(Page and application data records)
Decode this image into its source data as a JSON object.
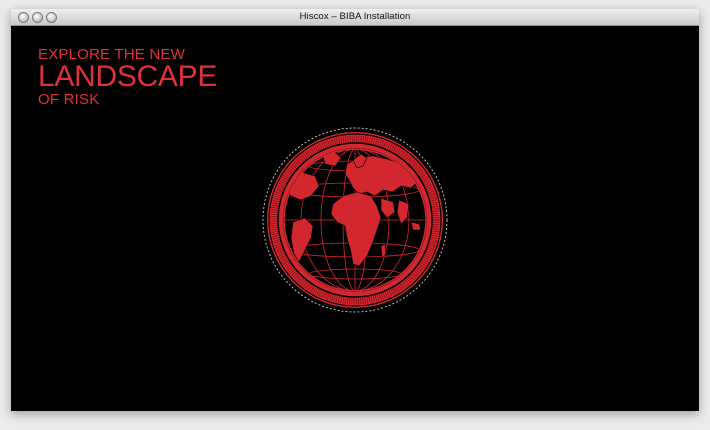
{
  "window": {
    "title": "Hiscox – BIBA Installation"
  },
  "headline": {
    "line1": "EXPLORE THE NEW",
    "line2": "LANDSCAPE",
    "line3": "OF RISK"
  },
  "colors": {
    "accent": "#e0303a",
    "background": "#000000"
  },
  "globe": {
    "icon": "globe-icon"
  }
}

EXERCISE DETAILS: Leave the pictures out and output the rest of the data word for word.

ANSWER TO THE PROBLEM:
Decode this image into its source data as a JSON object.
{
  "window": {
    "title": "Hiscox – BIBA Installation"
  },
  "headline": {
    "line1": "EXPLORE THE NEW",
    "line2": "LANDSCAPE",
    "line3": "OF RISK"
  },
  "colors": {
    "accent": "#e0303a",
    "background": "#000000"
  },
  "globe": {
    "icon": "globe-icon"
  }
}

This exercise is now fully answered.